For farming in Harford County to survive, the county must help its 650 or so farms better connect with the local marketplace, help farmers deal with new regulations, and better educate residents about the importance of farming.
Those are the major conclusions in a new plan to assist Harford farmers into the next century, said William D. Amoss, the county's agricultural planner.
The plan -- the work of Mr. Amoss, an eight-member Agricultural Task Force and more than 100 county farmers -- makes a number of suggestions for the county.

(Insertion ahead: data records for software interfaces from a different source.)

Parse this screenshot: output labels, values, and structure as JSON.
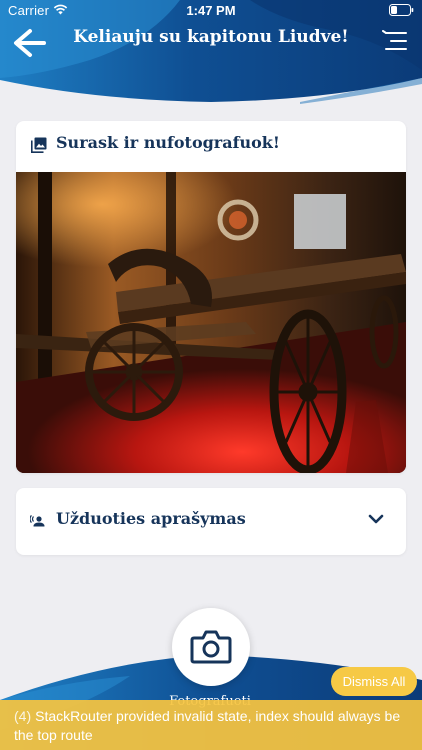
{
  "status_bar": {
    "carrier": "Carrier",
    "time": "1:47 PM"
  },
  "header": {
    "title": "Keliauju su kapitonu Liudve!",
    "back_icon": "arrow-left-icon",
    "menu_icon": "menu-icon"
  },
  "photo_card": {
    "icon": "photo-library-icon",
    "title": "Surask ir nufotografuok!",
    "image": "old wooden cart under red light in museum"
  },
  "description_card": {
    "icon": "speaker-person-icon",
    "title": "Užduoties aprašymas",
    "expand_icon": "chevron-down-icon"
  },
  "camera": {
    "icon": "camera-icon",
    "label": "Fotografuoti"
  },
  "warning": {
    "dismiss_label": "Dismiss All",
    "count": "(4)",
    "message": "StackRouter provided invalid state, index should always be the top route"
  },
  "colors": {
    "brand_dark": "#0b3d7a",
    "brand_mid": "#1c72b8",
    "brand_light": "#3a9ad9",
    "text": "#16345a",
    "warning": "#f6c945",
    "background": "#eeeef2"
  }
}
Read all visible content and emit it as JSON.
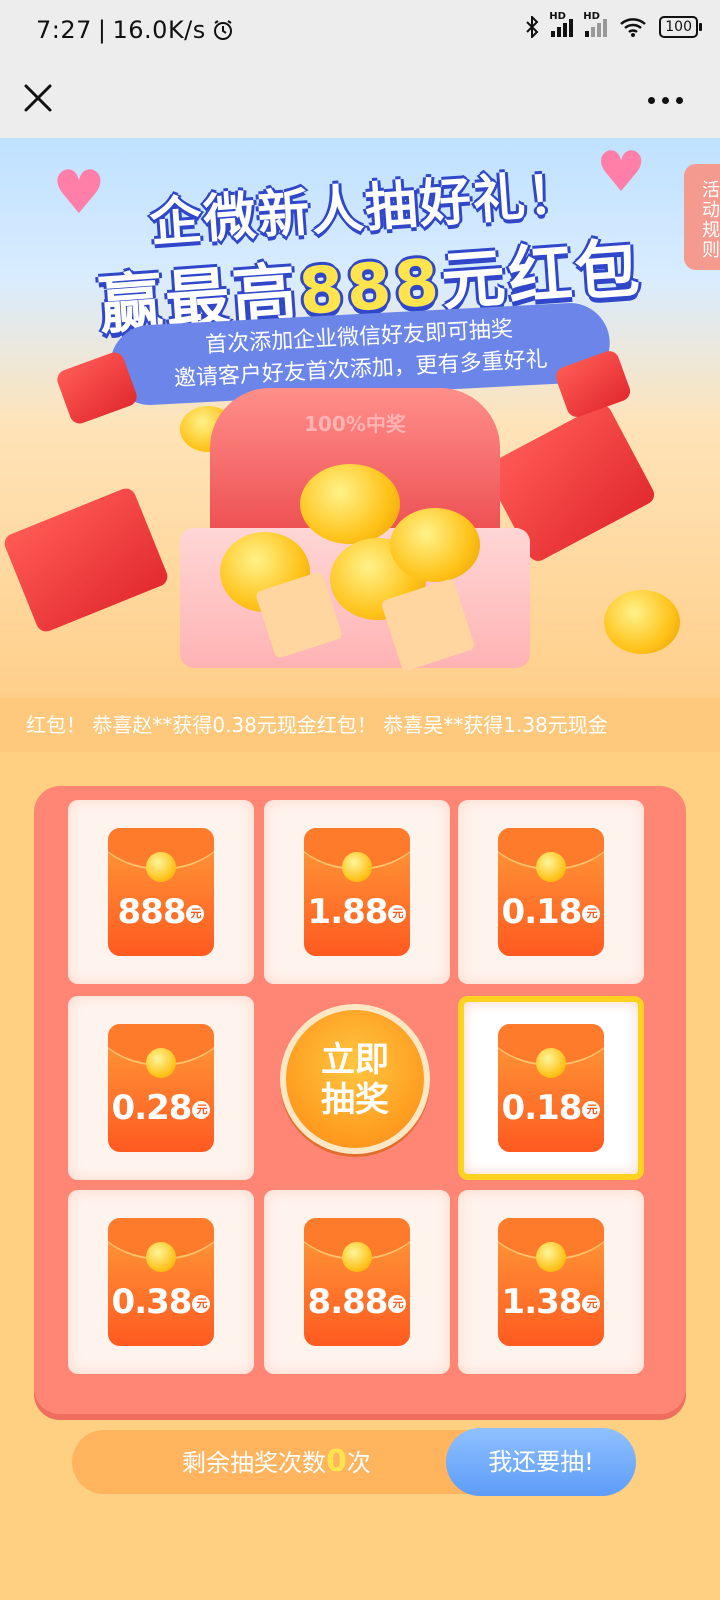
{
  "status_bar": {
    "time": "7:27",
    "speed": "16.0K/s",
    "battery": "100"
  },
  "banner": {
    "title_line1": "企微新人抽好礼！",
    "title_line2_prefix": "赢最高",
    "title_line2_highlight": "888",
    "title_line2_suffix": "元红包",
    "subtitle_line1": "首次添加企业微信好友即可抽奖",
    "subtitle_line2": "邀请客户好友首次添加，更有多重好礼",
    "rules_tab": "活动规则",
    "prize_label": "100%中奖"
  },
  "ticker": {
    "text": "红包！ 恭喜赵**获得0.38元现金红包！ 恭喜吴**获得1.38元现金"
  },
  "grid": {
    "cells": [
      {
        "amount": "888"
      },
      {
        "amount": "1.88"
      },
      {
        "amount": "0.18"
      },
      {
        "amount": "0.28"
      },
      {
        "amount": "0.18"
      },
      {
        "amount": "0.38"
      },
      {
        "amount": "8.88"
      },
      {
        "amount": "1.38"
      }
    ],
    "yuan_label": "元",
    "active_cell": "0.18",
    "draw_button_line1": "立即",
    "draw_button_line2": "抽奖"
  },
  "footer": {
    "remaining_prefix": "剩余抽奖次数",
    "remaining_count": "0",
    "remaining_suffix": "次",
    "again_button": "我还要抽!"
  },
  "colors": {
    "board": "#ff8574",
    "accent_yellow": "#ffd21f",
    "button_blue": "#5d9cf8"
  }
}
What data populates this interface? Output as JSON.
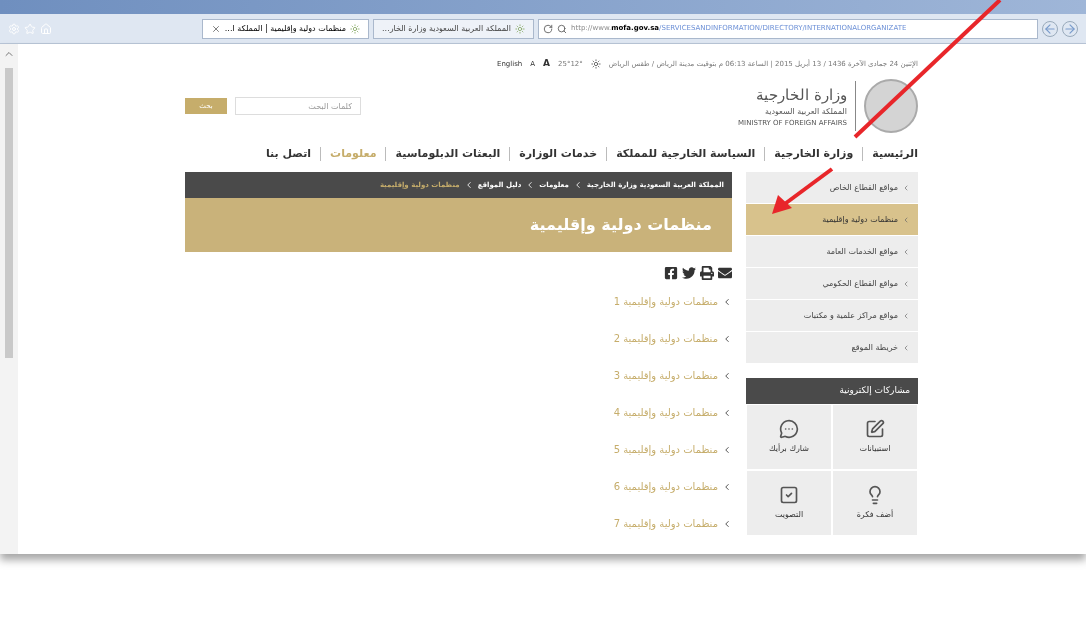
{
  "browser": {
    "tabs": [
      {
        "label": "المملكة العربية السعودية وزارة الخار...",
        "selected": false
      },
      {
        "label": "منظمات دولية وإقليمية | المملكة ا...",
        "selected": true
      }
    ],
    "url_prefix": "http://www.",
    "url_domain": "mofa.gov.sa",
    "url_path": "/SERVICESANDINFORMATION/DIRECTORY/INTERNATIONALORGANIZATE"
  },
  "top_bar": {
    "info": "الإثنين 24 جمادى الآخرة 1436 / 13 أبريل 2015 | الساعة 06:13 م بتوقيت مدينة الرياض / طقس الرياض",
    "temperature": "25°12°",
    "language": "English",
    "font_small": "A",
    "font_large": "A"
  },
  "logo": {
    "title": "وزارة الخارجية",
    "subtitle": "المملكة العربية السعودية",
    "english": "MINISTRY OF FOREIGN AFFAIRS"
  },
  "search": {
    "placeholder": "كلمات البحث",
    "button": "بحث"
  },
  "nav": [
    {
      "label": "الرئيسية",
      "selected": false
    },
    {
      "label": "وزارة الخارجية",
      "selected": false
    },
    {
      "label": "السياسة الخارجية للمملكة",
      "selected": false
    },
    {
      "label": "خدمات الوزارة",
      "selected": false
    },
    {
      "label": "البعثات الدبلوماسية",
      "selected": false
    },
    {
      "label": "معلومات",
      "selected": true
    },
    {
      "label": "اتصل بنا",
      "selected": false
    }
  ],
  "breadcrumb": [
    {
      "label": "المملكة العربية السعودية وزارة الخارجية",
      "selected": false
    },
    {
      "label": "معلومات",
      "selected": false
    },
    {
      "label": "دليل المواقع",
      "selected": false
    },
    {
      "label": "منظمات دولية وإقليمية",
      "selected": true
    }
  ],
  "page_title": "منظمات دولية وإقليمية",
  "links": [
    "منظمات دولية وإقليمية 1",
    "منظمات دولية وإقليمية 2",
    "منظمات دولية وإقليمية 3",
    "منظمات دولية وإقليمية 4",
    "منظمات دولية وإقليمية 5",
    "منظمات دولية وإقليمية 6",
    "منظمات دولية وإقليمية 7"
  ],
  "sidebar": [
    {
      "label": "مواقع القطاع الخاص",
      "selected": false
    },
    {
      "label": "منظمات دولية وإقليمية",
      "selected": true
    },
    {
      "label": "مواقع الخدمات العامة",
      "selected": false
    },
    {
      "label": "مواقع القطاع الحكومي",
      "selected": false
    },
    {
      "label": "مواقع مراكز علمية و مكتبات",
      "selected": false
    },
    {
      "label": "خريطة الموقع",
      "selected": false
    }
  ],
  "participation": {
    "title": "مشاركات إلكترونية",
    "tiles": [
      {
        "kind": "survey",
        "label": "استبيانات"
      },
      {
        "kind": "opinion",
        "label": "شارك برأيك"
      },
      {
        "kind": "idea",
        "label": "أضف فكرة"
      },
      {
        "kind": "vote",
        "label": "التصويت"
      }
    ]
  }
}
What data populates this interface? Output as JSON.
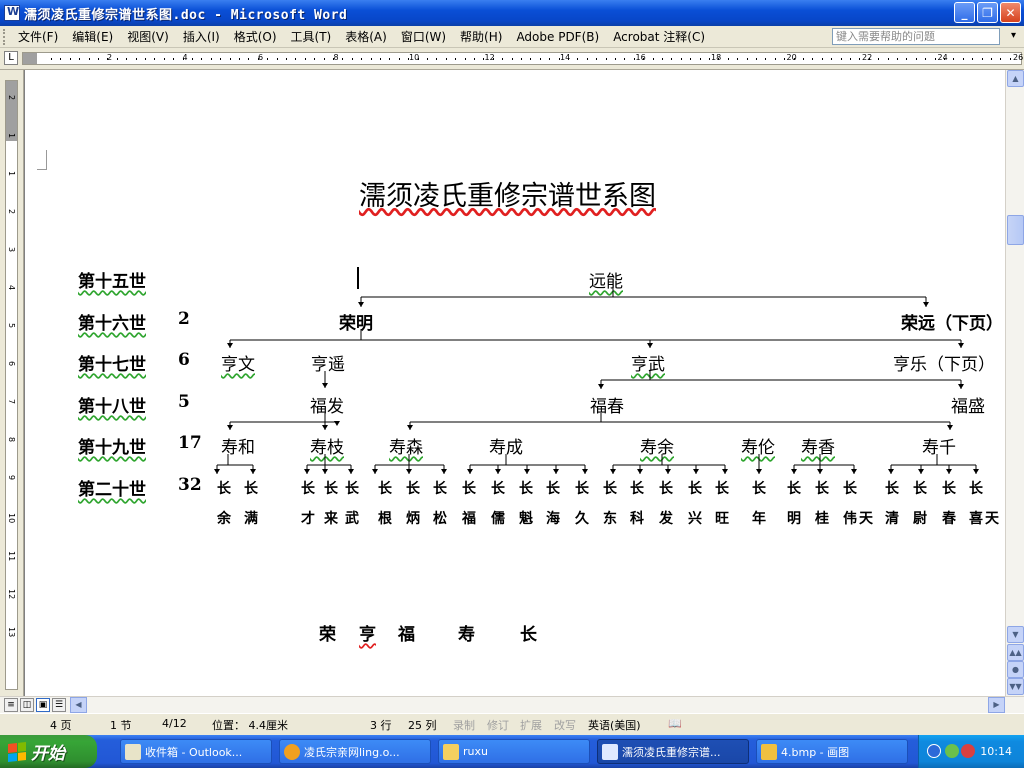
{
  "window": {
    "title": "濡须凌氏重修宗谱世系图.doc - Microsoft Word",
    "min": "_",
    "restore": "❐",
    "close": "✕"
  },
  "menu": {
    "items": [
      "文件(F)",
      "编辑(E)",
      "视图(V)",
      "插入(I)",
      "格式(O)",
      "工具(T)",
      "表格(A)",
      "窗口(W)",
      "帮助(H)",
      "Adobe PDF(B)",
      "Acrobat 注释(C)"
    ],
    "help_placeholder": "键入需要帮助的问题",
    "help_arrow": "▾"
  },
  "ruler": {
    "tab_marker": "L",
    "numbers": [
      "2",
      "4",
      "6",
      "8",
      "10",
      "12",
      "14",
      "16",
      "18",
      "20",
      "22",
      "24",
      "26"
    ],
    "vertical_numbers": [
      "2",
      "1",
      "1",
      "2",
      "3",
      "4",
      "5",
      "6",
      "7",
      "8",
      "9",
      "10",
      "11",
      "12",
      "13"
    ]
  },
  "document": {
    "title": "濡须凌氏重修宗谱世系图",
    "generations": [
      {
        "label": "第十五世",
        "count": ""
      },
      {
        "label": "第十六世",
        "count": "2"
      },
      {
        "label": "第十七世",
        "count": "6"
      },
      {
        "label": "第十八世",
        "count": "5"
      },
      {
        "label": "第十九世",
        "count": "17"
      },
      {
        "label": "第二十世",
        "count": "32"
      }
    ],
    "gen15": [
      "远能"
    ],
    "gen16": [
      "荣明",
      "荣远（下页）"
    ],
    "gen17": [
      "亨文",
      "亨遥",
      "亨武",
      "亨乐（下页）"
    ],
    "gen18": [
      "福发",
      "福春",
      "福盛"
    ],
    "gen19": [
      "寿和",
      "寿枝",
      "寿森",
      "寿成",
      "寿余",
      "寿伦",
      "寿香",
      "寿千"
    ],
    "gen20_prefix": "长",
    "gen20": [
      "余",
      "满",
      "才",
      "来",
      "武",
      "根",
      "炳",
      "松",
      "福",
      "儒",
      "魁",
      "海",
      "久",
      "东",
      "科",
      "发",
      "兴",
      "旺",
      "年",
      "明",
      "桂",
      "伟",
      "天",
      "清",
      "尉",
      "春",
      "喜",
      "天"
    ],
    "footer_chars": [
      "荣",
      "亨",
      "福",
      "寿",
      "长"
    ]
  },
  "status": {
    "page": "4 页",
    "section": "1 节",
    "page_of": "4/12",
    "position": "位置： 4.4厘米",
    "line": "3 行",
    "column": "25 列",
    "rec": "录制",
    "trk": "修订",
    "ext": "扩展",
    "ovr": "改写",
    "language": "英语(美国)"
  },
  "taskbar": {
    "start": "开始",
    "buttons": [
      {
        "label": "收件箱 - Outlook...",
        "active": false
      },
      {
        "label": "凌氏宗亲网ling.o...",
        "active": false
      },
      {
        "label": "ruxu",
        "active": false
      },
      {
        "label": "濡须凌氏重修宗谱...",
        "active": true
      },
      {
        "label": "4.bmp - 画图",
        "active": false
      }
    ],
    "clock": "10:14"
  },
  "colors": {
    "titlebar": "#0a4fd6",
    "taskbar": "#245edb",
    "start": "#37a537",
    "tree_line": "#000000"
  }
}
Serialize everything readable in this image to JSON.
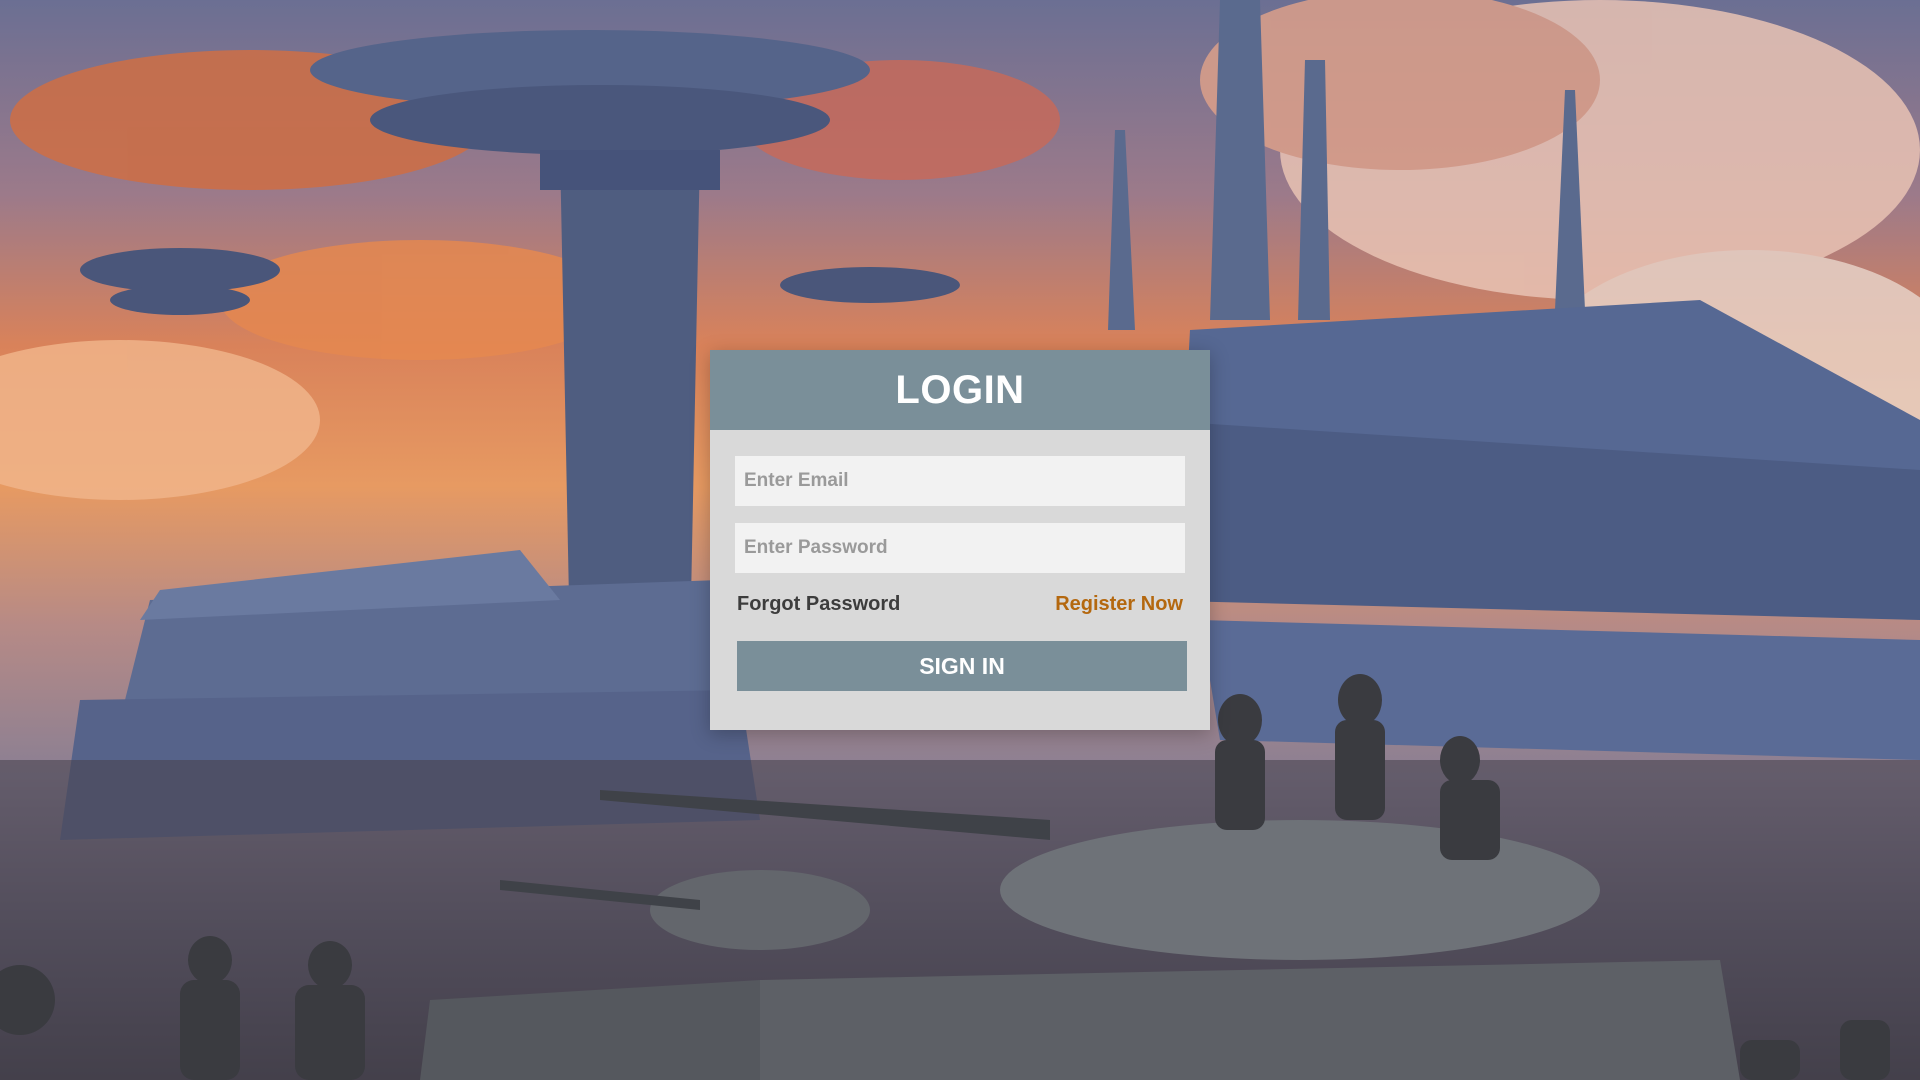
{
  "background": {
    "description_icon": "sci-fi-city-with-tanks-image",
    "colors": {
      "sky_orange": "#e79a62",
      "sky_purple": "#6b6f93",
      "structure_blue": "#4f5d80",
      "ground_dark": "#3c3a44"
    }
  },
  "login": {
    "title": "LOGIN",
    "email_placeholder": "Enter Email",
    "email_value": "",
    "password_placeholder": "Enter Password",
    "password_value": "",
    "forgot_label": "Forgot Password",
    "register_label": "Register Now",
    "signin_label": "SIGN IN",
    "colors": {
      "header": "#7a8f99",
      "card": "#d9d9d9",
      "register_link": "#b4680f"
    }
  }
}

One of the biggest is to aid Harford farmers in better connecting with the local marketplace. That means fruit and vegetable producers holding more farmers markets, and more farmers getting their produce into local stores rather than selling it to a wholesaler, he said.
Mr. Amoss already is working on one suggestion -- to publish a directory that will tell potential customers how and where to buy fresh fruits, vegetables and other farm products.
In addition, the plan calls for Harford to help set up a federally-inspected slaughterhouse to allow farmers to sell fresh cuts of meat directly to consumers.
If more beef, pork and other meats could be raised and sold locally, consumers would benefit from cheaper, fresher meat, and more jobs would be created, Mr. Amoss said.
Another suggestion is to publish a booklet of local, state and federal regulations as a guide to help farmers to continue to operate or expand while complying with new laws.
Many suggestions came from farmers, said Mr. Amoss, who raises beef cattle in Fallston. Farmers thought it important to educate the public about farming. To do that, they want changes in the county education curriculum.